Assigned task - For this exercise, the reply is the listing below, reproduced exactly.
BEGIN The data
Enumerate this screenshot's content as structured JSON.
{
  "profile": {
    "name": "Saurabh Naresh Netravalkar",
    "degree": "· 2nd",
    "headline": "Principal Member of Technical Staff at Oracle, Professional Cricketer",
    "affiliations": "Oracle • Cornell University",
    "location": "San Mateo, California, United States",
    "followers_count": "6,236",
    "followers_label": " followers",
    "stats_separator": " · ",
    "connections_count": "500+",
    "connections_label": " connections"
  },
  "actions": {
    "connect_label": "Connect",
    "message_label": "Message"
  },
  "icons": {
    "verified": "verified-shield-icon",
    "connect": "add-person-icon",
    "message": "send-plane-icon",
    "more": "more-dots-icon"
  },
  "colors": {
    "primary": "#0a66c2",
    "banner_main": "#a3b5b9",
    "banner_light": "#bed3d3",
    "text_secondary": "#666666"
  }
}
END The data
Written response -
Enumerate this screenshot's content as structured JSON.
{
  "profile": {
    "name": "Saurabh Naresh Netravalkar",
    "degree": "· 2nd",
    "headline": "Principal Member of Technical Staff at Oracle, Professional Cricketer",
    "affiliations": "Oracle • Cornell University",
    "location": "San Mateo, California, United States",
    "followers_count": "6,236",
    "followers_label": " followers",
    "stats_separator": " · ",
    "connections_count": "500+",
    "connections_label": " connections"
  },
  "actions": {
    "connect_label": "Connect",
    "message_label": "Message"
  },
  "icons": {
    "verified": "verified-shield-icon",
    "connect": "add-person-icon",
    "message": "send-plane-icon",
    "more": "more-dots-icon"
  },
  "colors": {
    "primary": "#0a66c2",
    "banner_main": "#a3b5b9",
    "banner_light": "#bed3d3",
    "text_secondary": "#666666"
  }
}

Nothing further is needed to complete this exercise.